Brief Summary

In the neon-soaked streets of 1988 Hiroshima, experienced detective Ogami Shogo is forced to partner with greenhorn Hioka Shuichi to investigate a routine disappearance case. Soon they’re in the midst of a full-blown yakuza war that threatens to destroy all that the two men hold dear.

Full Description

Director Kazuya Shiraishi’s loose homage to Kinji Fukasaku’s BATTLES WITHOUT HONOR AND HUMANITY is the kind of cops vs. yakuza flick that has been long lacking in current Japanese cinema. Full of tough-as-nails characters and doused in wall-to-wall violence, this brilliant creation is sure to please lovers of the genre. Based on the book by Yûko Yuzuki, THE BLOOD OF WOLVES is an assault on the senses elevated by amazing performances.

Ogami Shogo is an old hand at police work on the streets of Hiroshima. Tougher than tough, his unorthodox methods ensure a fragile balance between the different yakuza gangs vying for control of the city. When he’s unexpectedly partnered with newcomer Hioka Shuichi, Ogami is less than pleased. However, a rapport slowly develops in these two opposing characters as they follow the thread of a routine disappearance case which hides more secrets than either of them can imagine. As the heat rises and the gangs start howling for blood, the two detectives are the only thing standing in the way of Hiroshima’s streets drowning in blood.

Starring Kôji Yakusho as the rogue cop Ogami, THE BLOOD OF WOLVES is at once a tribute and re-invention of the classic yakuza film. Smart casting of some of the most prolific Japanese actors in side roles gives the film a well-established lived-in feeling, while the gorgeous cinematography draws every inch of atmosphere from Hiroshima. When the violence comes, it’s sharp and brutal, and the danger that these men face is visceral thanks to great action sequences.

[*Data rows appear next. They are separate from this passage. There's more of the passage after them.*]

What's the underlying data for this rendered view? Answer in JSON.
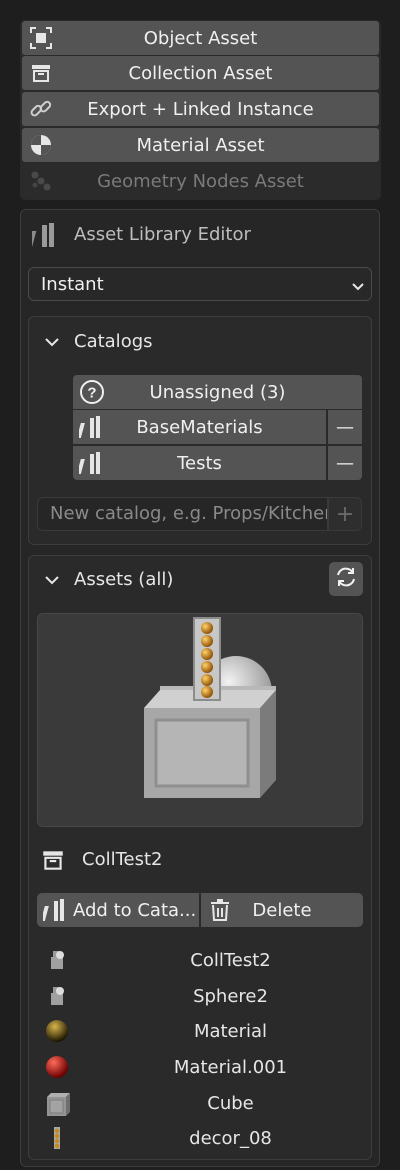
{
  "mark_buttons": [
    {
      "label": "Object Asset",
      "icon": "object-bounds-icon"
    },
    {
      "label": "Collection Asset",
      "icon": "collection-box-icon"
    },
    {
      "label": "Export + Linked Instance",
      "icon": "link-icon"
    },
    {
      "label": "Material Asset",
      "icon": "material-sphere-icon"
    },
    {
      "label": "Geometry Nodes Asset",
      "icon": "geometry-nodes-icon"
    }
  ],
  "editor": {
    "title": "Asset Library Editor",
    "library_select": "Instant"
  },
  "catalogs": {
    "header": "Catalogs",
    "items": [
      {
        "label": "Unassigned (3)",
        "removable": false
      },
      {
        "label": "BaseMaterials",
        "removable": true
      },
      {
        "label": "Tests",
        "removable": true
      }
    ],
    "remove_symbol": "—",
    "new_placeholder": "New catalog, e.g. Props/Kitchen",
    "add_symbol": "+"
  },
  "assets": {
    "header": "Assets (all)",
    "selected_name": "CollTest2",
    "add_to_catalog_label": "Add to Cata...",
    "delete_label": "Delete",
    "list": [
      {
        "name": "CollTest2",
        "thumb": "collection-thumb-icon"
      },
      {
        "name": "Sphere2",
        "thumb": "object-thumb-icon"
      },
      {
        "name": "Material",
        "thumb": "gold-material-thumb-icon"
      },
      {
        "name": "Material.001",
        "thumb": "red-material-thumb-icon"
      },
      {
        "name": "Cube",
        "thumb": "cube-thumb-icon"
      },
      {
        "name": "decor_08",
        "thumb": "decor-thumb-icon"
      }
    ]
  },
  "colors": {
    "button": "#545454",
    "panel": "#262626",
    "background": "#1e1e1e"
  }
}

Proving that there’s still life left in the genre, Kazuya Shiraishi delivers one of the most explosive titles at Fantastic Fest, a full-blown vicious attack on the senses that will remind you the power of the big screen. (EVRIM ERSOY)